■ **Exercise aim**
Scan the data for "pair" and copy the lines it appears in.

═════ Data records ═════

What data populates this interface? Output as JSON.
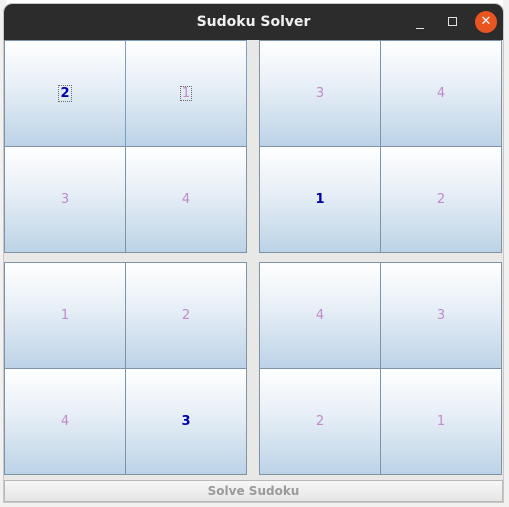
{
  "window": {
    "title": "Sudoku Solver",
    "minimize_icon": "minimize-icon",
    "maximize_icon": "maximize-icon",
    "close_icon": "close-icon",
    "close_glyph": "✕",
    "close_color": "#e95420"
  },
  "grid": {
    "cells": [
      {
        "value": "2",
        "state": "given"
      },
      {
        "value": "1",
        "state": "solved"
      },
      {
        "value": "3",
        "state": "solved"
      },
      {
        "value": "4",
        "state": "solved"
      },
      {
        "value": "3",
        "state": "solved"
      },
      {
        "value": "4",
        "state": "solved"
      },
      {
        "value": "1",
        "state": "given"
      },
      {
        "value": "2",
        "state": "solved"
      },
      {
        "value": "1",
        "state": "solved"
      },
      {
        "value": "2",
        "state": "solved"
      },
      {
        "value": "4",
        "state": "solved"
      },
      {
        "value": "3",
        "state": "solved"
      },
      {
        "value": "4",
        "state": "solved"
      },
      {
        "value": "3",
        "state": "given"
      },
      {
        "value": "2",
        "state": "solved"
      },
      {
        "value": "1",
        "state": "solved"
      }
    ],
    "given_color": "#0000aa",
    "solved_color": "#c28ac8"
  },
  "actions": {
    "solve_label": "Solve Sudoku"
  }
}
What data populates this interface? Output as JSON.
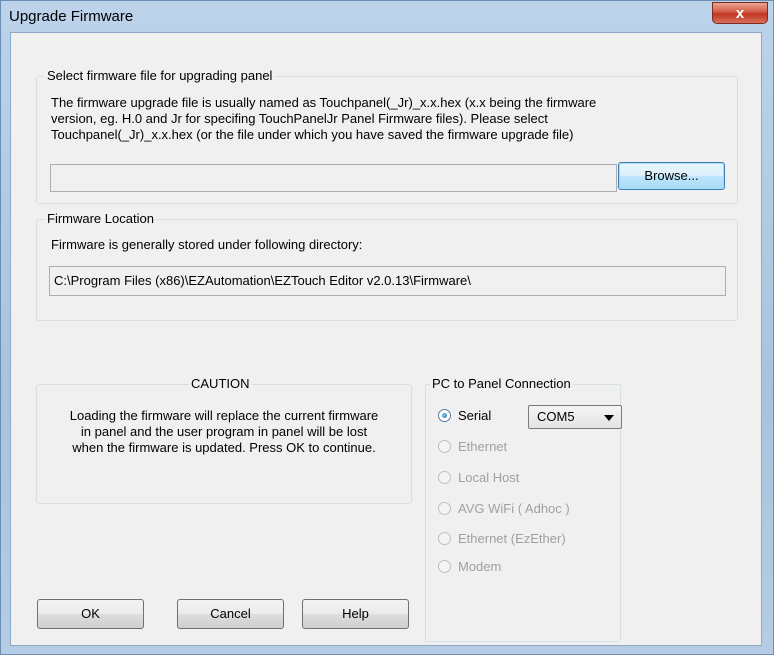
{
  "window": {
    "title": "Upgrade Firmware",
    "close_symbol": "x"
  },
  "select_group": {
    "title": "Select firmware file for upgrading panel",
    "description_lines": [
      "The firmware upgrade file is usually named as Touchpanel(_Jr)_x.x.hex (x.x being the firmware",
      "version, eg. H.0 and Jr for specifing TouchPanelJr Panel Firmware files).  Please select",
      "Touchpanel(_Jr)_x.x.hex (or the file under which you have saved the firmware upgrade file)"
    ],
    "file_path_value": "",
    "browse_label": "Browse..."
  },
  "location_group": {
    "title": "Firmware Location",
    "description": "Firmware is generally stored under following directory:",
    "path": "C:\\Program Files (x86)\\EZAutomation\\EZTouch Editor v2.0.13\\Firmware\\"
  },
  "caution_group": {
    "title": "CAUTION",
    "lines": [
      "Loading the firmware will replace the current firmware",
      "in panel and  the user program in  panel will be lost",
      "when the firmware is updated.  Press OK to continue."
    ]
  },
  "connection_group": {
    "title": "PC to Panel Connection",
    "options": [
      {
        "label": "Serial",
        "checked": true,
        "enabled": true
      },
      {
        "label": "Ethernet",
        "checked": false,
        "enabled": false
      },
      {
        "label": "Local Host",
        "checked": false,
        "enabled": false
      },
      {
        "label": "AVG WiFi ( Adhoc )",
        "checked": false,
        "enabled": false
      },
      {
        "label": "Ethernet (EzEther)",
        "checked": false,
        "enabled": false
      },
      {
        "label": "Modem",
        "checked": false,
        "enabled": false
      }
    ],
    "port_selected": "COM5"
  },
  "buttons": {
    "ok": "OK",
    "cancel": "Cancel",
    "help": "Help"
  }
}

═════
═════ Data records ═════

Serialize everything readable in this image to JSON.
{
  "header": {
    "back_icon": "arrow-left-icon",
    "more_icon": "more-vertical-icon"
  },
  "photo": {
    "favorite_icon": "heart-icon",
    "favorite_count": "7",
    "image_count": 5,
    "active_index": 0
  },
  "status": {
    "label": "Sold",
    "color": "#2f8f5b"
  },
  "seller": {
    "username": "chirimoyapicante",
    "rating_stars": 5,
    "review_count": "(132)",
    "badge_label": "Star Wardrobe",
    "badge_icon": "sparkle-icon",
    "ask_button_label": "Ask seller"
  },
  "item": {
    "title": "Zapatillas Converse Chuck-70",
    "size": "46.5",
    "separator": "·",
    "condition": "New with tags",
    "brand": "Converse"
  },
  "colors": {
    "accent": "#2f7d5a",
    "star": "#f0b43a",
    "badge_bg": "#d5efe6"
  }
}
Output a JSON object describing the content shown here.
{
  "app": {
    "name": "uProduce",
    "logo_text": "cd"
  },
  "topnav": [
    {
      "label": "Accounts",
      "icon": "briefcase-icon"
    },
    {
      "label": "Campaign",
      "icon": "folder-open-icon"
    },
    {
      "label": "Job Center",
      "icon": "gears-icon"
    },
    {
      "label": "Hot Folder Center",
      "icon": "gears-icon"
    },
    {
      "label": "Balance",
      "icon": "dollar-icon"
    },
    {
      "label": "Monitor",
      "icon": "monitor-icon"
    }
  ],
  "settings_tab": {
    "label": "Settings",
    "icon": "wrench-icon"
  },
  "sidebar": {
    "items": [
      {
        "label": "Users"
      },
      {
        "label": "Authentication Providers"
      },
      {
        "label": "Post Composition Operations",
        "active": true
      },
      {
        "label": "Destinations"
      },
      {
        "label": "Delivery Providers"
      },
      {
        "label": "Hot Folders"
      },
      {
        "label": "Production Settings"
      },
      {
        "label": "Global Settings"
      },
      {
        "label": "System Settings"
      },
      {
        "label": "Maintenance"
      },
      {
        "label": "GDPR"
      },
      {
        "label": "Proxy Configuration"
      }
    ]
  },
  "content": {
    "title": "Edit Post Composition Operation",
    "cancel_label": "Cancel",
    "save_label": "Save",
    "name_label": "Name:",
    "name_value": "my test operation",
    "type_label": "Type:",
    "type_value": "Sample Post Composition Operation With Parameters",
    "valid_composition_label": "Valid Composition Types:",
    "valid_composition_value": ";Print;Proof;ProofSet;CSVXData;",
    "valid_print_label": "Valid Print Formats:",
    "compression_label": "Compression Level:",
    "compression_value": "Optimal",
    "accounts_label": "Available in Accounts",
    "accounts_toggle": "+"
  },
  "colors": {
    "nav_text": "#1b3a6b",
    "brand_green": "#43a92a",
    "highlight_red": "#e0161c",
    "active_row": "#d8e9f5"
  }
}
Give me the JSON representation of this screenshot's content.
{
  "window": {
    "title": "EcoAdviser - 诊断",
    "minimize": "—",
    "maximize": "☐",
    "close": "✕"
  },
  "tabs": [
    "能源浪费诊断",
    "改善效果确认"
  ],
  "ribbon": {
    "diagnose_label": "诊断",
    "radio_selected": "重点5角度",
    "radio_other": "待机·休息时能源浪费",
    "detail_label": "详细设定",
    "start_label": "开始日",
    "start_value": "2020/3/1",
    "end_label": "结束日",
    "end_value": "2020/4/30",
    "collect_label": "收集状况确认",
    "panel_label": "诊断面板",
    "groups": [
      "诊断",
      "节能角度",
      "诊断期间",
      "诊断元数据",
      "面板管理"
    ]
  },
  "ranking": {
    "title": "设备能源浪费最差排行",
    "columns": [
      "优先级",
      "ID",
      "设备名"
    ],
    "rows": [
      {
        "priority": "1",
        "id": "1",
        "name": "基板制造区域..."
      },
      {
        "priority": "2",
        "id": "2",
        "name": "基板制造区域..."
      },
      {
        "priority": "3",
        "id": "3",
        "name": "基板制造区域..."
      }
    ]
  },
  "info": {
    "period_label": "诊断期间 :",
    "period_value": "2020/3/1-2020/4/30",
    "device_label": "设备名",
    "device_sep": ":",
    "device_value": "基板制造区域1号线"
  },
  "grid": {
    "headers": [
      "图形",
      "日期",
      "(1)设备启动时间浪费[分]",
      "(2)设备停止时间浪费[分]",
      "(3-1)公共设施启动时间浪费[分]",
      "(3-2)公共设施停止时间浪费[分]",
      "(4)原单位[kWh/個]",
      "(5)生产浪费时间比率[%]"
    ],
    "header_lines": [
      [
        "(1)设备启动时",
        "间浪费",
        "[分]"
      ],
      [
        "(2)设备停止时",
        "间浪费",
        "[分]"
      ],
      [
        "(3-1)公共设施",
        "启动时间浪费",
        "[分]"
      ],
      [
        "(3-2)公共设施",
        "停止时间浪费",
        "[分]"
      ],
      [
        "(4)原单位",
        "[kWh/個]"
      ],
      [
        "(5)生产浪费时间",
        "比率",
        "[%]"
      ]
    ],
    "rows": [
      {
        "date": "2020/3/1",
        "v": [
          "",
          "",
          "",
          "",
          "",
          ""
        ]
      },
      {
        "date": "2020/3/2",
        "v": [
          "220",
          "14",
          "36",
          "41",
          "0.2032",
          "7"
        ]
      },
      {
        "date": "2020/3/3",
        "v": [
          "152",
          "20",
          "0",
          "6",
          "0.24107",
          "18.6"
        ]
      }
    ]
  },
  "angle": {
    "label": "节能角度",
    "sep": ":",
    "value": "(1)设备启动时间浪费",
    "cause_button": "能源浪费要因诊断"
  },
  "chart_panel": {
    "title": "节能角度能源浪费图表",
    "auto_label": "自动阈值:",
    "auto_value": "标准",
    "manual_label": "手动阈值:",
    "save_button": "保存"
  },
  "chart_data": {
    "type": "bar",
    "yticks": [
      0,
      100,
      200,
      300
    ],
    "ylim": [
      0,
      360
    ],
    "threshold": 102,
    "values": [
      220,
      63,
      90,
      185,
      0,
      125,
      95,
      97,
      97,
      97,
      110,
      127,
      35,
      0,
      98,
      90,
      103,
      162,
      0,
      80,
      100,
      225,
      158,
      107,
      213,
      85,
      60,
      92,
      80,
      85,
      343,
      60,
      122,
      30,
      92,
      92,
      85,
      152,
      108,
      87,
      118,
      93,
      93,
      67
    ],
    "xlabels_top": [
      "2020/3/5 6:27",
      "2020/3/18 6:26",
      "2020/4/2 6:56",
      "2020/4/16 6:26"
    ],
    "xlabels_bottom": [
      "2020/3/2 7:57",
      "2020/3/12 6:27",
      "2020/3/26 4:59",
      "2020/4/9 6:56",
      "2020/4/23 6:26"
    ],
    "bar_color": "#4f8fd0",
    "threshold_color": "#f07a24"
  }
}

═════
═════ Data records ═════

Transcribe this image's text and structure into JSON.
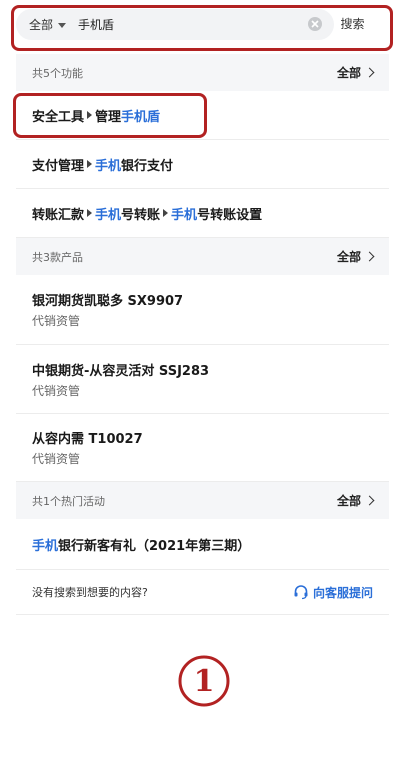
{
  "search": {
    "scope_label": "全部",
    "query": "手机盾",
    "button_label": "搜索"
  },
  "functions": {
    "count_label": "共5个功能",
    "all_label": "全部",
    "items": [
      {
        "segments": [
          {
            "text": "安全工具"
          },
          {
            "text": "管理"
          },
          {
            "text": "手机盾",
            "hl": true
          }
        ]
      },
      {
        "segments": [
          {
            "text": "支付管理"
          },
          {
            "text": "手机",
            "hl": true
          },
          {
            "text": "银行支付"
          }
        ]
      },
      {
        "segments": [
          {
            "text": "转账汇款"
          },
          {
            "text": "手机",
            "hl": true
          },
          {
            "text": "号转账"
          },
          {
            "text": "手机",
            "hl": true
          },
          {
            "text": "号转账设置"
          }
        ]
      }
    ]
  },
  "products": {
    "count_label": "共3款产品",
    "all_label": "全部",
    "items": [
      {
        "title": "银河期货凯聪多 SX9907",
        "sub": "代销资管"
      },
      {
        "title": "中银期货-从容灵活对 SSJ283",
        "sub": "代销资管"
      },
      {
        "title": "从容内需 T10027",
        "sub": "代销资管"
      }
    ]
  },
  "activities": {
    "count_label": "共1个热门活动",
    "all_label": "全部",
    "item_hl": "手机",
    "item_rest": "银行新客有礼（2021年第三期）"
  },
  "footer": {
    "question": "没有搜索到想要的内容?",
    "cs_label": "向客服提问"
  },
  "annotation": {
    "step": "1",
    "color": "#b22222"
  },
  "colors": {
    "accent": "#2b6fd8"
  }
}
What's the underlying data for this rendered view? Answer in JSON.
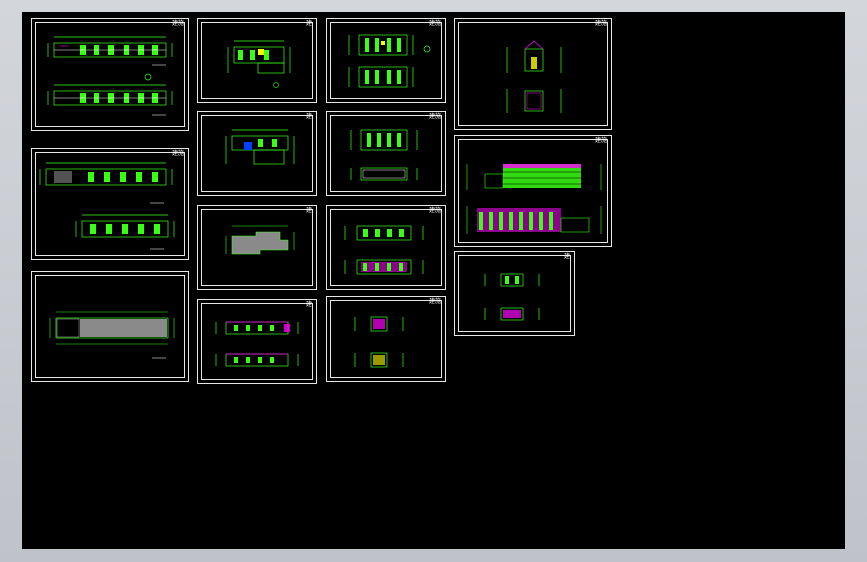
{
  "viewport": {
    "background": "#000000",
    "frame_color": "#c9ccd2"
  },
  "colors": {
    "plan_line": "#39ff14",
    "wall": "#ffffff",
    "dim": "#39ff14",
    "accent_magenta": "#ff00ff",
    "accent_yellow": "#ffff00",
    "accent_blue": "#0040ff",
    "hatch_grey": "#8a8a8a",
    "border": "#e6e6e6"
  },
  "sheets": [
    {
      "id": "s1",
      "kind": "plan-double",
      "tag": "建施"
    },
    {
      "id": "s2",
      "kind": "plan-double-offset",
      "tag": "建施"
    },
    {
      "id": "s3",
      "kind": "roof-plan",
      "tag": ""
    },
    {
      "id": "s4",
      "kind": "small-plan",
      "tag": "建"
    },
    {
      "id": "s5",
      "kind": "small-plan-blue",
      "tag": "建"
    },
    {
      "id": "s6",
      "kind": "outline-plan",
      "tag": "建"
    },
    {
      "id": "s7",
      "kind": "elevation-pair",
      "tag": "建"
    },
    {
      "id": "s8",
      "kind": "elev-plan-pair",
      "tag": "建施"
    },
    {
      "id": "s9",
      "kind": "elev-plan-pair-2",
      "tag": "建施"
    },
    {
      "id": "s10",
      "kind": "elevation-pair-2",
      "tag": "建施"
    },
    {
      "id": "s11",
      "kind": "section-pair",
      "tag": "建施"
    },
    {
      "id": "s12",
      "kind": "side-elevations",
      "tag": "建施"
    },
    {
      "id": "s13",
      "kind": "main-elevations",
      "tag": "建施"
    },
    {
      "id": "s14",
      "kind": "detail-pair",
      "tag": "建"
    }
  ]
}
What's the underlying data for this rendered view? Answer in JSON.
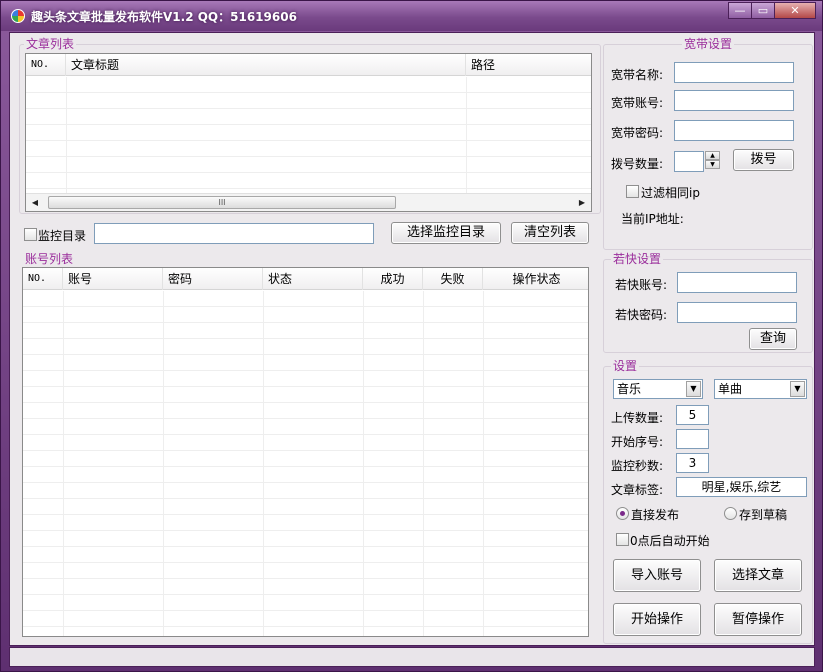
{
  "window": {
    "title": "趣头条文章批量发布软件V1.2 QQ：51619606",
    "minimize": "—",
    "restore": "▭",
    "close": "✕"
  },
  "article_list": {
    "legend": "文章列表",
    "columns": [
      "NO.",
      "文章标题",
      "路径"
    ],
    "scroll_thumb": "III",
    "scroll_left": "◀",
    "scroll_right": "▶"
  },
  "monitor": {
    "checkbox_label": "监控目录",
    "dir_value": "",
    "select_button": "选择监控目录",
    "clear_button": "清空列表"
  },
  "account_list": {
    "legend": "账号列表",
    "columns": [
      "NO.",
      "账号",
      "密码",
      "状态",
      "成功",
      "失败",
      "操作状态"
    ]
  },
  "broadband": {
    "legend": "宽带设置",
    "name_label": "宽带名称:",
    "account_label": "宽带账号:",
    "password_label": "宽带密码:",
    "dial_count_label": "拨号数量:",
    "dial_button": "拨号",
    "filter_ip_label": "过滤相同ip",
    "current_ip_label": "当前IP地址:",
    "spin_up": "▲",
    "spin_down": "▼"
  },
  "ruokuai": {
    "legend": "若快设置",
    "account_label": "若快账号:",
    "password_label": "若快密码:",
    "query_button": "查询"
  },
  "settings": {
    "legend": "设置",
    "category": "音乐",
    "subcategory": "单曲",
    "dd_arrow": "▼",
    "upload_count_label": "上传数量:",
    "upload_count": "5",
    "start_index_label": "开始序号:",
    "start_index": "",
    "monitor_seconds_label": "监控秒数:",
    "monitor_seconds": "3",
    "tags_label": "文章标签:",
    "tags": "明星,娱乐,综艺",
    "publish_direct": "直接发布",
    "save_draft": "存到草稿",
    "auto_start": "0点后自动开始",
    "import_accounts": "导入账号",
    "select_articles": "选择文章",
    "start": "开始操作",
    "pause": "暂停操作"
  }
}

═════

■ **Solution to this exercise**
      "kind": "elevation-pair",
      "kind": "elev-plan-pair",
      "kind": "elev-plan-pair-2",
      "kind": "elevation-pair-2",
      "kind": "section-pair",
      "kind": "detail-pair",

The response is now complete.